Dan's Review: del Toro's "The Shape of Water" a beautiful reminder of love
Dec 14, 2017 05:01PM
By Dan Metcalf
Doug Jones and Sally Hawkins in The Shape of Water - © 2017 Fox Searchlight.
The Shape of Water (Fox Searchlight)
Rated R for sexual content, graphic nudity, violence and language.
Starring Sally Hawkins, Michael Shannon, Richard Jenkins, Octavia Spencer, Doug Jones, Michael Stuhlbarg, Lauren Lee Smith, Nick Searcy, David Hewlett.
Written by Guillermo del Toro and Vanessa Taylor.
Directed by Guillermo del Toro.
Loving and being loved are necessary human needs. You may think that’s an overly evident fact, but in today’s world of polemic ideologies and cultural warfare, that plain truth is often forgotten, especially among folks who work and live in the shadows.
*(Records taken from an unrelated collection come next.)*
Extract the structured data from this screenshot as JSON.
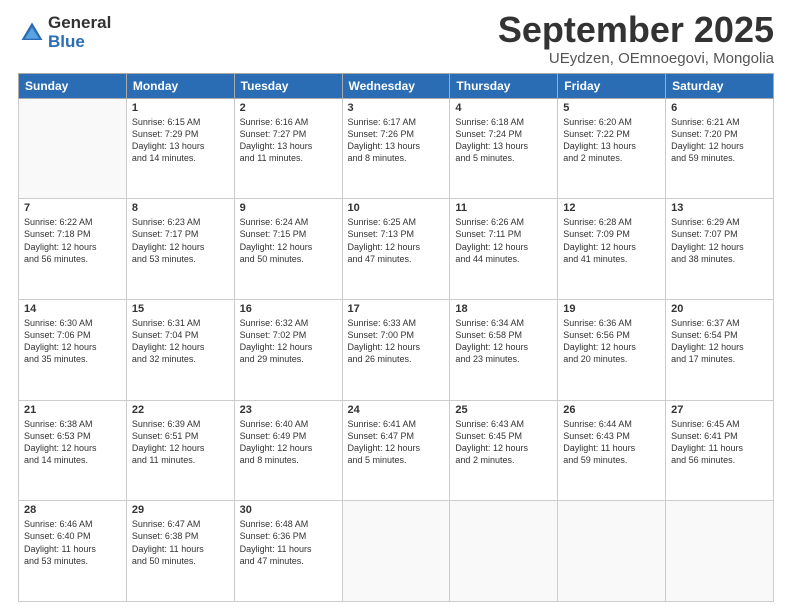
{
  "logo": {
    "general": "General",
    "blue": "Blue"
  },
  "title": "September 2025",
  "subtitle": "UEydzen, OEmnoegovi, Mongolia",
  "days_of_week": [
    "Sunday",
    "Monday",
    "Tuesday",
    "Wednesday",
    "Thursday",
    "Friday",
    "Saturday"
  ],
  "weeks": [
    [
      {
        "day": "",
        "info": ""
      },
      {
        "day": "1",
        "info": "Sunrise: 6:15 AM\nSunset: 7:29 PM\nDaylight: 13 hours\nand 14 minutes."
      },
      {
        "day": "2",
        "info": "Sunrise: 6:16 AM\nSunset: 7:27 PM\nDaylight: 13 hours\nand 11 minutes."
      },
      {
        "day": "3",
        "info": "Sunrise: 6:17 AM\nSunset: 7:26 PM\nDaylight: 13 hours\nand 8 minutes."
      },
      {
        "day": "4",
        "info": "Sunrise: 6:18 AM\nSunset: 7:24 PM\nDaylight: 13 hours\nand 5 minutes."
      },
      {
        "day": "5",
        "info": "Sunrise: 6:20 AM\nSunset: 7:22 PM\nDaylight: 13 hours\nand 2 minutes."
      },
      {
        "day": "6",
        "info": "Sunrise: 6:21 AM\nSunset: 7:20 PM\nDaylight: 12 hours\nand 59 minutes."
      }
    ],
    [
      {
        "day": "7",
        "info": "Sunrise: 6:22 AM\nSunset: 7:18 PM\nDaylight: 12 hours\nand 56 minutes."
      },
      {
        "day": "8",
        "info": "Sunrise: 6:23 AM\nSunset: 7:17 PM\nDaylight: 12 hours\nand 53 minutes."
      },
      {
        "day": "9",
        "info": "Sunrise: 6:24 AM\nSunset: 7:15 PM\nDaylight: 12 hours\nand 50 minutes."
      },
      {
        "day": "10",
        "info": "Sunrise: 6:25 AM\nSunset: 7:13 PM\nDaylight: 12 hours\nand 47 minutes."
      },
      {
        "day": "11",
        "info": "Sunrise: 6:26 AM\nSunset: 7:11 PM\nDaylight: 12 hours\nand 44 minutes."
      },
      {
        "day": "12",
        "info": "Sunrise: 6:28 AM\nSunset: 7:09 PM\nDaylight: 12 hours\nand 41 minutes."
      },
      {
        "day": "13",
        "info": "Sunrise: 6:29 AM\nSunset: 7:07 PM\nDaylight: 12 hours\nand 38 minutes."
      }
    ],
    [
      {
        "day": "14",
        "info": "Sunrise: 6:30 AM\nSunset: 7:06 PM\nDaylight: 12 hours\nand 35 minutes."
      },
      {
        "day": "15",
        "info": "Sunrise: 6:31 AM\nSunset: 7:04 PM\nDaylight: 12 hours\nand 32 minutes."
      },
      {
        "day": "16",
        "info": "Sunrise: 6:32 AM\nSunset: 7:02 PM\nDaylight: 12 hours\nand 29 minutes."
      },
      {
        "day": "17",
        "info": "Sunrise: 6:33 AM\nSunset: 7:00 PM\nDaylight: 12 hours\nand 26 minutes."
      },
      {
        "day": "18",
        "info": "Sunrise: 6:34 AM\nSunset: 6:58 PM\nDaylight: 12 hours\nand 23 minutes."
      },
      {
        "day": "19",
        "info": "Sunrise: 6:36 AM\nSunset: 6:56 PM\nDaylight: 12 hours\nand 20 minutes."
      },
      {
        "day": "20",
        "info": "Sunrise: 6:37 AM\nSunset: 6:54 PM\nDaylight: 12 hours\nand 17 minutes."
      }
    ],
    [
      {
        "day": "21",
        "info": "Sunrise: 6:38 AM\nSunset: 6:53 PM\nDaylight: 12 hours\nand 14 minutes."
      },
      {
        "day": "22",
        "info": "Sunrise: 6:39 AM\nSunset: 6:51 PM\nDaylight: 12 hours\nand 11 minutes."
      },
      {
        "day": "23",
        "info": "Sunrise: 6:40 AM\nSunset: 6:49 PM\nDaylight: 12 hours\nand 8 minutes."
      },
      {
        "day": "24",
        "info": "Sunrise: 6:41 AM\nSunset: 6:47 PM\nDaylight: 12 hours\nand 5 minutes."
      },
      {
        "day": "25",
        "info": "Sunrise: 6:43 AM\nSunset: 6:45 PM\nDaylight: 12 hours\nand 2 minutes."
      },
      {
        "day": "26",
        "info": "Sunrise: 6:44 AM\nSunset: 6:43 PM\nDaylight: 11 hours\nand 59 minutes."
      },
      {
        "day": "27",
        "info": "Sunrise: 6:45 AM\nSunset: 6:41 PM\nDaylight: 11 hours\nand 56 minutes."
      }
    ],
    [
      {
        "day": "28",
        "info": "Sunrise: 6:46 AM\nSunset: 6:40 PM\nDaylight: 11 hours\nand 53 minutes."
      },
      {
        "day": "29",
        "info": "Sunrise: 6:47 AM\nSunset: 6:38 PM\nDaylight: 11 hours\nand 50 minutes."
      },
      {
        "day": "30",
        "info": "Sunrise: 6:48 AM\nSunset: 6:36 PM\nDaylight: 11 hours\nand 47 minutes."
      },
      {
        "day": "",
        "info": ""
      },
      {
        "day": "",
        "info": ""
      },
      {
        "day": "",
        "info": ""
      },
      {
        "day": "",
        "info": ""
      }
    ]
  ]
}
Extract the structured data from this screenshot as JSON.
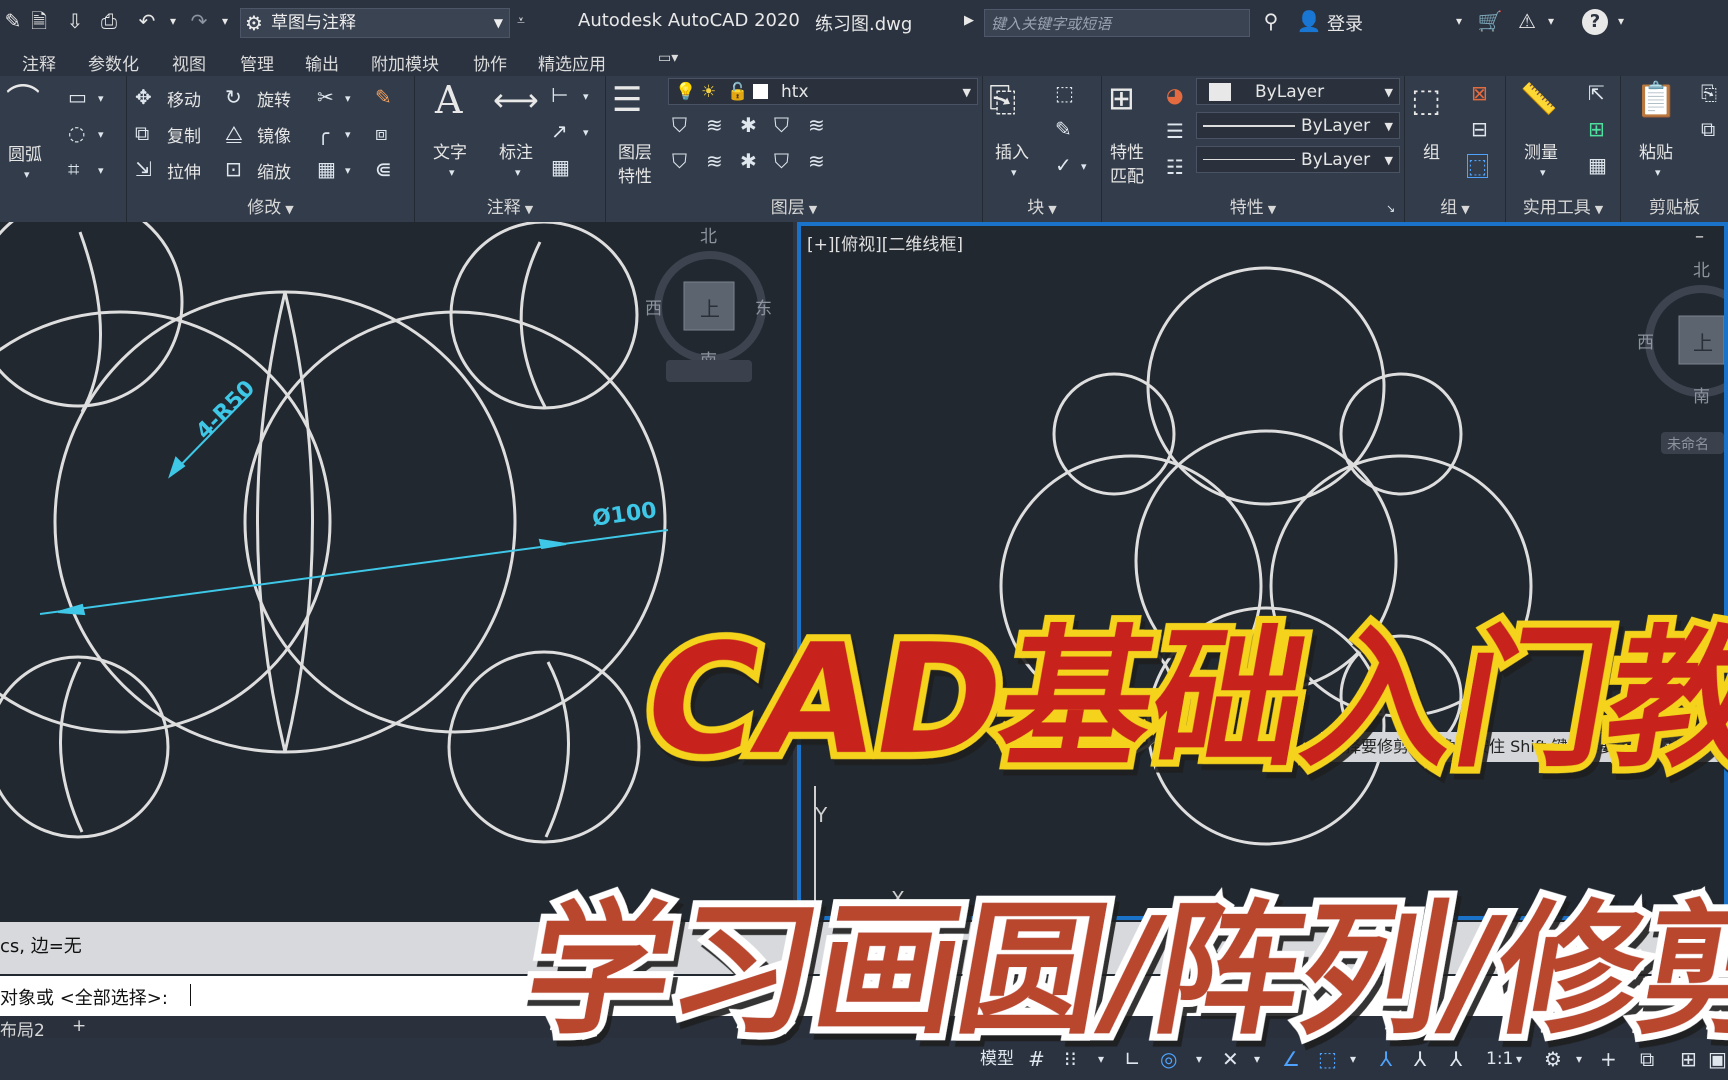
{
  "title_bar": {
    "workspace": "草图与注释",
    "app_title": "Autodesk AutoCAD 2020",
    "file_name": "练习图.dwg",
    "search_placeholder": "键入关键字或短语",
    "login": "登录"
  },
  "menu": [
    "注释",
    "参数化",
    "视图",
    "管理",
    "输出",
    "附加模块",
    "协作",
    "精选应用"
  ],
  "ribbon": {
    "draw": {
      "arc": "圆弧"
    },
    "modify": {
      "title": "修改",
      "move": "移动",
      "rotate": "旋转",
      "copy": "复制",
      "mirror": "镜像",
      "stretch": "拉伸",
      "scale": "缩放"
    },
    "annotation": {
      "title": "注释",
      "text": "文字",
      "dimension": "标注"
    },
    "layers": {
      "title": "图层",
      "layer_props_line1": "图层",
      "layer_props_line2": "特性",
      "current_layer": "htx"
    },
    "block": {
      "title": "块",
      "insert": "插入"
    },
    "properties": {
      "title": "特性",
      "match_line1": "特性",
      "match_line2": "匹配",
      "color": "ByLayer",
      "linetype": "ByLayer",
      "lineweight": "ByLayer"
    },
    "groups": {
      "title": "组",
      "group": "组"
    },
    "utilities": {
      "title": "实用工具",
      "measure": "测量"
    },
    "clipboard": {
      "title": "剪贴板",
      "paste": "粘贴"
    }
  },
  "left_viewport": {
    "compass": {
      "north": "北",
      "south": "南",
      "east": "东",
      "west": "西",
      "face": "上"
    },
    "dim_radius": "4-R50",
    "dim_diameter": "Ø100"
  },
  "right_viewport": {
    "label": "[+][俯视][二维线框]",
    "compass": {
      "north": "北",
      "south": "南",
      "west": "西",
      "face": "上"
    },
    "wcs_menu": "未命名",
    "tooltip": "选择要修剪的对象或按住 Shift 键选择要延伸的对象",
    "ucs_y": "Y",
    "ucs_x": "X"
  },
  "command": {
    "history": "cs, 边=无",
    "prompt": "对象或 <全部选择>:"
  },
  "layout_tabs": {
    "layout2": "布局2",
    "add": "+"
  },
  "status_bar": {
    "model": "模型",
    "scale": "1:1"
  },
  "overlay": {
    "headline": "CAD基础入门教程",
    "subline": "学习画圆/阵列/修剪"
  },
  "colors": {
    "accent_blue": "#1a73c9",
    "dimension_cyan": "#3ec7e6",
    "headline_red": "#c8201e",
    "headline_yellow": "#f5d31a",
    "subline_rust": "#b9472f",
    "subline_teal": "#0d7a8e"
  }
}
Guillermo del Toro’s The Shape of Water is a beautiful reminder of humanity’s need for love and acceptance, and he uses a “monster” to make his point.
Sally Hawkins plays Elisa Esposito, a mute janitor at a secret government facility in the 1960s, where Col. Strickland (Michael Shannon) is conducting tests on an amphibious man-creature (Doug Jones) they call “The Asset” (Jones also played Abe Sapien, a similar creature in del Toro’s Hellboy films). As Strickland conducts brutal tests on the creature, Elisa begins to interact with him, developing basic communication through sign language. As their relationship develops, Strickland is ordered to kill the creature and dissect him. With a little help from a Russian spy (Michael Stuhlbarg), her coworker Zelda (Octavia Spencer) and Giles (Richard Jenkins), her closeted neighbor, Elisa develops a plan to rescue the creature from the lab and take him to her apartment near the ocean until the tide is high enough to release him. As the creature stays with Elisa, their relationship becomes even more intimate. Meanwhile Strickland is on the war path to find and kill the creature.
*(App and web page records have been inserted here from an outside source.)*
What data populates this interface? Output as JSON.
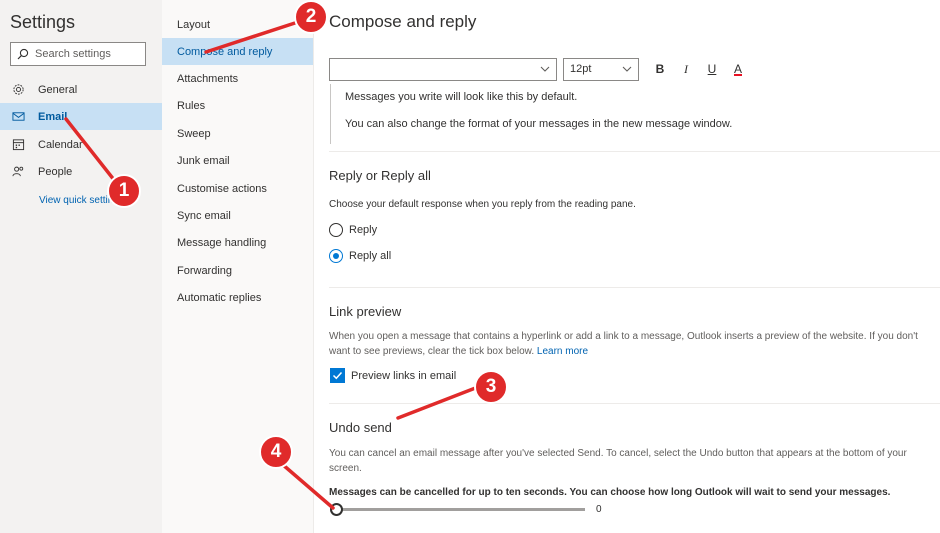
{
  "sidebar": {
    "title": "Settings",
    "search_placeholder": "Search settings",
    "items": [
      {
        "label": "General",
        "icon": "gear-icon"
      },
      {
        "label": "Email",
        "icon": "mail-icon",
        "active": true
      },
      {
        "label": "Calendar",
        "icon": "calendar-icon"
      },
      {
        "label": "People",
        "icon": "people-icon"
      }
    ],
    "quick_settings_link": "View quick settings"
  },
  "submenu": {
    "items": [
      {
        "label": "Layout"
      },
      {
        "label": "Compose and reply",
        "active": true
      },
      {
        "label": "Attachments"
      },
      {
        "label": "Rules"
      },
      {
        "label": "Sweep"
      },
      {
        "label": "Junk email"
      },
      {
        "label": "Customise actions"
      },
      {
        "label": "Sync email"
      },
      {
        "label": "Message handling"
      },
      {
        "label": "Forwarding"
      },
      {
        "label": "Automatic replies"
      }
    ]
  },
  "main": {
    "title": "Compose and reply",
    "format": {
      "font_value": "",
      "size_value": "12pt",
      "bold": "B",
      "italic": "I",
      "underline": "U",
      "font_color": "A"
    },
    "preview_line_1": "Messages you write will look like this by default.",
    "preview_line_2": "You can also change the format of your messages in the new message window.",
    "reply": {
      "heading": "Reply or Reply all",
      "description": "Choose your default response when you reply from the reading pane.",
      "options": [
        {
          "label": "Reply",
          "selected": false
        },
        {
          "label": "Reply all",
          "selected": true
        }
      ]
    },
    "link_preview": {
      "heading": "Link preview",
      "description": "When you open a message that contains a hyperlink or add a link to a message, Outlook inserts a preview of the website. If you don't want to see previews, clear the tick box below.",
      "learn_more": "Learn more",
      "checkbox_label": "Preview links in email",
      "checked": true
    },
    "undo_send": {
      "heading": "Undo send",
      "description": "You can cancel an email message after you've selected Send. To cancel, select the Undo button that appears at the bottom of your screen.",
      "instruction": "Messages can be cancelled for up to ten seconds. You can choose how long Outlook will wait to send your messages.",
      "slider_value": "0"
    }
  },
  "annotations": {
    "badges": [
      "1",
      "2",
      "3",
      "4"
    ],
    "color": "#e02a2a"
  },
  "colors": {
    "accent": "#0078d4",
    "active_bg": "#c7e0f4",
    "link": "#0063b1"
  }
}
The Shape of Water is a beautiful film with a simple and profound theme about love and acceptance, especially for those who face roadblocks in expressing those needs. Del Toro illustrates those roadblocks in depictions of racism, homophobia and neglect of people who have disabilities. The inhuman “creature,” is the vehicle through which Elisa and others discover this truth.
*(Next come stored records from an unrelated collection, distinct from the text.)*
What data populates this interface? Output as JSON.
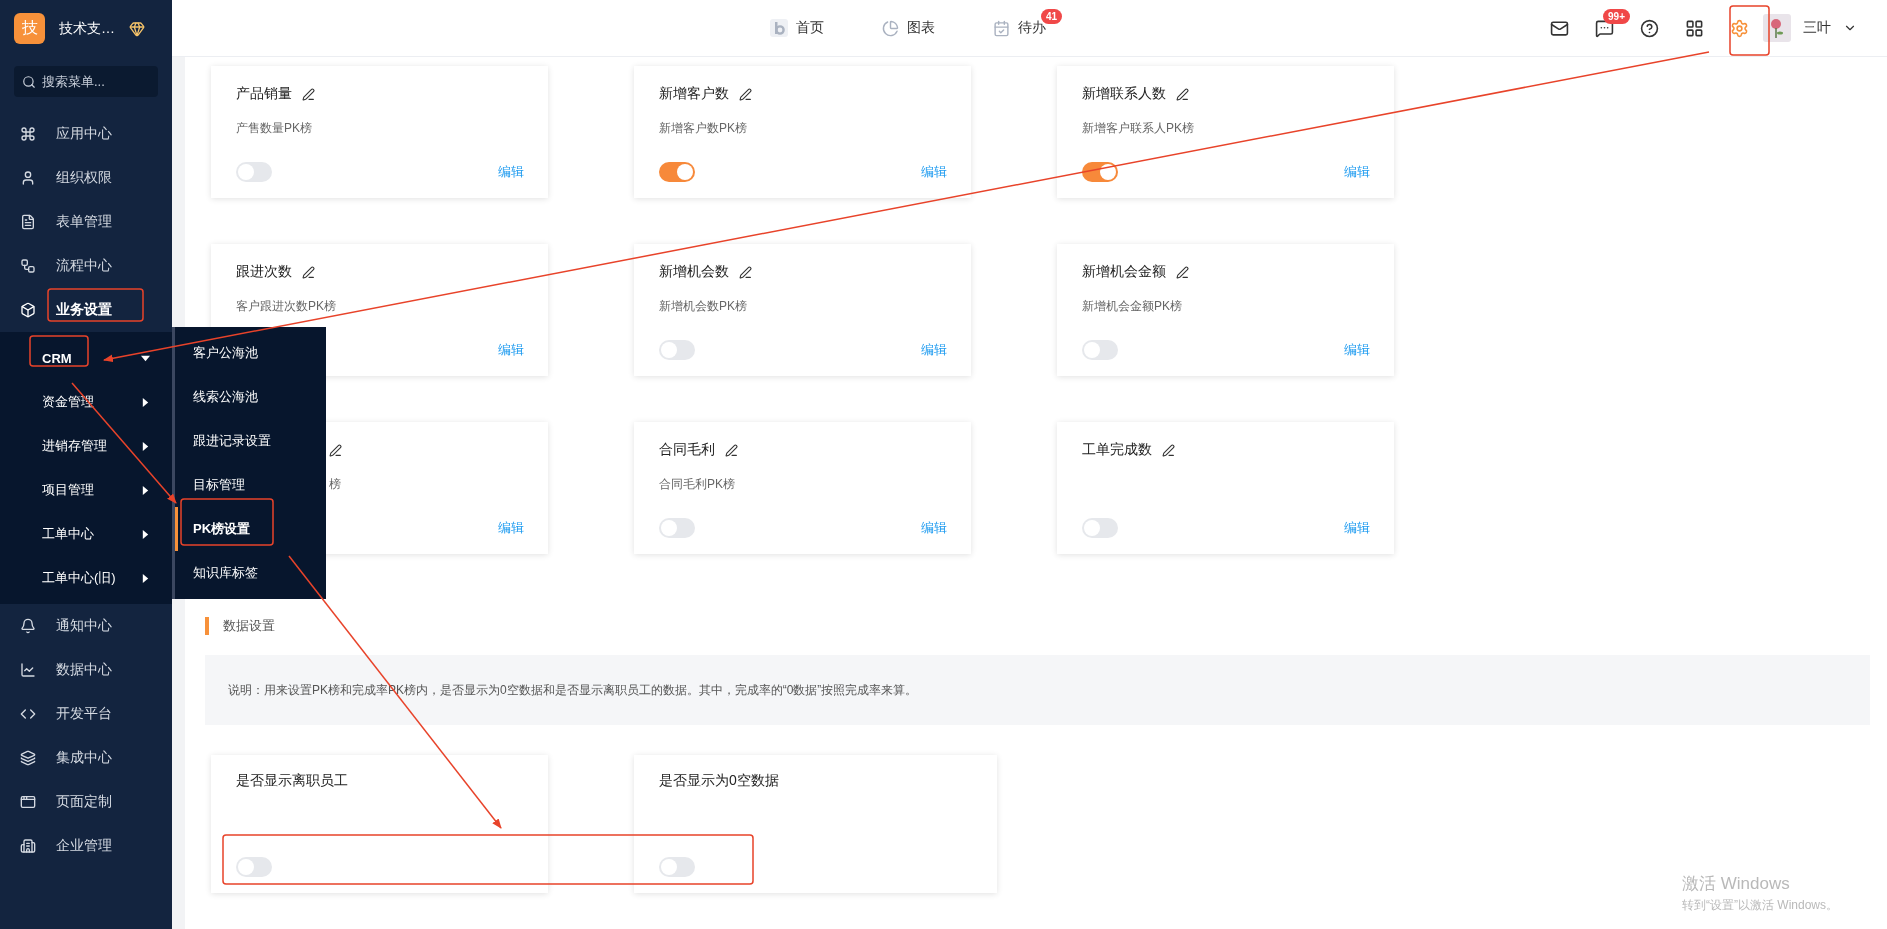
{
  "sidebar": {
    "org": {
      "logo": "技",
      "name": "技术支…"
    },
    "search": {
      "placeholder": "搜索菜单..."
    },
    "items": [
      {
        "label": "应用中心",
        "selected": false
      },
      {
        "label": "组织权限",
        "selected": false
      },
      {
        "label": "表单管理",
        "selected": false
      },
      {
        "label": "流程中心",
        "selected": false
      },
      {
        "label": "业务设置",
        "selected": true,
        "expanded": true,
        "children": [
          {
            "label": "CRM",
            "selected": true,
            "expanded": true,
            "children": [
              {
                "label": "客户公海池",
                "selected": false
              },
              {
                "label": "线索公海池",
                "selected": false
              },
              {
                "label": "跟进记录设置",
                "selected": false
              },
              {
                "label": "目标管理",
                "selected": false
              },
              {
                "label": "PK榜设置",
                "selected": true
              },
              {
                "label": "知识库标签",
                "selected": false
              }
            ]
          },
          {
            "label": "资金管理",
            "selected": false,
            "expanded": false
          },
          {
            "label": "进销存管理",
            "selected": false,
            "expanded": false
          },
          {
            "label": "项目管理",
            "selected": false,
            "expanded": false
          },
          {
            "label": "工单中心",
            "selected": false,
            "expanded": false
          },
          {
            "label": "工单中心(旧)",
            "selected": false,
            "expanded": false
          }
        ]
      },
      {
        "label": "通知中心",
        "selected": false
      },
      {
        "label": "数据中心",
        "selected": false
      },
      {
        "label": "开发平台",
        "selected": false
      },
      {
        "label": "集成中心",
        "selected": false
      },
      {
        "label": "页面定制",
        "selected": false
      },
      {
        "label": "企业管理",
        "selected": false
      }
    ]
  },
  "top_nav": [
    {
      "label": "首页"
    },
    {
      "label": "图表"
    },
    {
      "label": "待办",
      "badge": "41"
    }
  ],
  "toolbar": {
    "message_badge": "99+",
    "user": "三叶"
  },
  "pk_cards": [
    {
      "title": "产品销量",
      "description": "产售数量PK榜",
      "on": false,
      "edit": "编辑"
    },
    {
      "title": "新增客户数",
      "description": "新增客户数PK榜",
      "on": true,
      "edit": "编辑"
    },
    {
      "title": "新增联系人数",
      "description": "新增客户联系人PK榜",
      "on": true,
      "edit": "编辑"
    },
    {
      "title": "跟进次数",
      "description": "客户跟进次数PK榜",
      "edit": "编辑"
    },
    {
      "title": "新增机会数",
      "description": "新增机会数PK榜",
      "on": false,
      "edit": "编辑"
    },
    {
      "title": "新增机会金额",
      "description": "新增机会金额PK榜",
      "on": false,
      "edit": "编辑"
    },
    {
      "title": "合同毛利",
      "description": "合同毛利PK榜",
      "on": false,
      "edit": "编辑"
    },
    {
      "title": "工单完成数",
      "on": false,
      "edit": "编辑"
    }
  ],
  "covered_card": {
    "description": "榜",
    "edit": "编辑"
  },
  "data_settings": {
    "title": "数据设置",
    "note": "说明：用来设置PK榜和完成率PK榜内，是否显示为0空数据和是否显示离职员工的数据。其中，完成率的“0数据”按照完成率来算。",
    "cards": [
      {
        "title": "是否显示离职员工",
        "on": false
      },
      {
        "title": "是否显示为0空数据",
        "on": false
      }
    ]
  },
  "os_notice": {
    "title": "激活 Windows",
    "text": "转到“设置”以激活 Windows。"
  }
}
Sally Hawkins gives a powerful performance in the lead role, using a soulful and loud voice without uttering a single auditory word. Richard Jenkins also delivers another great screen portrayal of a marginalized man with kindness in his heart.
Del Toro has a knack for melding striking visual effects into his narratives about the human (and inhuman) experience, and The Shape of Water is no exception. It may be his best work, and it’s certainly one of the best films of the year.
One parental caution: The Shape of Water is rated R for good reason, containing sexuality, nudity and some graphic violence, so get a sitter.
The Shape of Water Trailer